The ongoing requirement for affected establishments to keep masks in place comes as the Republican-led Arizona House of Representatives, on a party line vote earlier this week, approved a measure to allow all business owners to decide whether employees and customers have to comply.
That measure, House Bill 2770, now awaits action in the GOP-led Senate.
Approval — assuming Ducey were to agree — would undermine the strategy announced Friday of no occupancy limits as long as people wear the masks.
“We hope that everyone takes our guidance and wears a mask whenever they are around people they don’t live with,” Christ responded when asked about the measure. “But I can’t comment right now on pending legislation.”

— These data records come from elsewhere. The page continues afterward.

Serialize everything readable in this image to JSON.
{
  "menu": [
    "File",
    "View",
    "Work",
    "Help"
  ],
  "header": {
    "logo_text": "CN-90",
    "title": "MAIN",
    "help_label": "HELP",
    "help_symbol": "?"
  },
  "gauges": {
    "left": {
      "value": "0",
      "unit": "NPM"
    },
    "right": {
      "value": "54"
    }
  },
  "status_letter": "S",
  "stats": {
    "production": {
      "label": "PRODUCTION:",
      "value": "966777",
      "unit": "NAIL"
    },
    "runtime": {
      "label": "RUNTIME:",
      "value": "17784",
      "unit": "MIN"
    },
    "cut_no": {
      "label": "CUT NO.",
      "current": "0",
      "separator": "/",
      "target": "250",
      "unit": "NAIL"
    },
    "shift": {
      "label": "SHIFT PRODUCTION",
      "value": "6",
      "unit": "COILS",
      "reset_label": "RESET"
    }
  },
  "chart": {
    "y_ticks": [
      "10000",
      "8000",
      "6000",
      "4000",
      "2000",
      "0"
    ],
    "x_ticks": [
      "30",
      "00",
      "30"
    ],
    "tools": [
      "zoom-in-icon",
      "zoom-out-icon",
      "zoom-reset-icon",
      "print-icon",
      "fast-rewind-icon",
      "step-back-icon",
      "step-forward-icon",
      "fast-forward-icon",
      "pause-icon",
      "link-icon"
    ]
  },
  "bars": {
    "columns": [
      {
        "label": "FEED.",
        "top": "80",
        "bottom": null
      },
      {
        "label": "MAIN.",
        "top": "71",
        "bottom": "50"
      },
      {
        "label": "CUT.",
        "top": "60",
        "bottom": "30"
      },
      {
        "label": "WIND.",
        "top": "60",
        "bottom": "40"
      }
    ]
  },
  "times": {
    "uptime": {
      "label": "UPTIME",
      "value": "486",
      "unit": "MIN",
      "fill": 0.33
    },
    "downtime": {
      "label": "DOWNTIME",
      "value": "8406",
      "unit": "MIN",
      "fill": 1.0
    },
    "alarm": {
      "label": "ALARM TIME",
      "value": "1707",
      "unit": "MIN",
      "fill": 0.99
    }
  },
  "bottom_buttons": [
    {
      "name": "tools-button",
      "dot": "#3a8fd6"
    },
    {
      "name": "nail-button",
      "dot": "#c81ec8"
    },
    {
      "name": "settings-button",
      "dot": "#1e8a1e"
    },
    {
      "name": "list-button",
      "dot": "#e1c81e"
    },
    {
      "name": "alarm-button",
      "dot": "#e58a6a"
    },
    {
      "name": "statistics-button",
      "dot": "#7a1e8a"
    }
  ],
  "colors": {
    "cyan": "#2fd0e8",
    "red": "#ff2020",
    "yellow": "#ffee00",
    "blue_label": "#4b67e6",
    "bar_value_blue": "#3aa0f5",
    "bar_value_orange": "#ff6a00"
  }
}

Ducey’s new order makes it clear that local officials are still precluded from enacting what he calls their own “extreme” restrictions. These include curfews and mask mandates beyond what are required for businesses, according to a spokesman for the governor.
What to expect in vaccination schedules
More than half of Arizonans 65 and older have received at least one dose of the vaccine, with more than 19% being fully vaccinated, Christ said.
That is significant, she said, as those in the 65- to 74-year-old age group are 35 times more likely than young people — defined as age 5 to 17 — to require hospitalization and 1,100 times more likely to die because of COVID-19.
The multipliers are even higher for those 75 and older.
She also said the state’s supply of vaccines is increasing.
Arizona anticipates getting close to 324,000 doses this coming week, she said. That is being helped along by the state being in line for 57,000 doses of the new Janssen vaccine manufactured by Johnson & Johnson.
Earlier this week, the state health department opened the door for counties that have adequate supplies to start vaccinating anyone 55 and older given their higher-than-average risk of contracting the virus.
However, Pima County is among counties that have not yet opened the door to the 55-64 age group. Those ages 65 and older are eligible to be vaccinated in Pima County.
With additional vaccine coming to the state, Christ expects to finish inoculating within three to four weeks all those who want to be who are in priority groups, whether by occupation or age.
Then, in April, she said those 45 and older who aren’t already vaccinated should become eligible, moving to the 35-plus category at the beginning of May. Finally, anyone at least 16 — the minimum age allowed under current standards — should be able to get immunized in May.
In the meantime, she said, it is up to counties to decide which front-line essential workers get to be vaccinated, regardless of age, as long as they have sufficient vaccine.
For example, Christ said, Maricopa County might choose to target grocery-store workers while Yuma County might decide agricultural workers should get priority.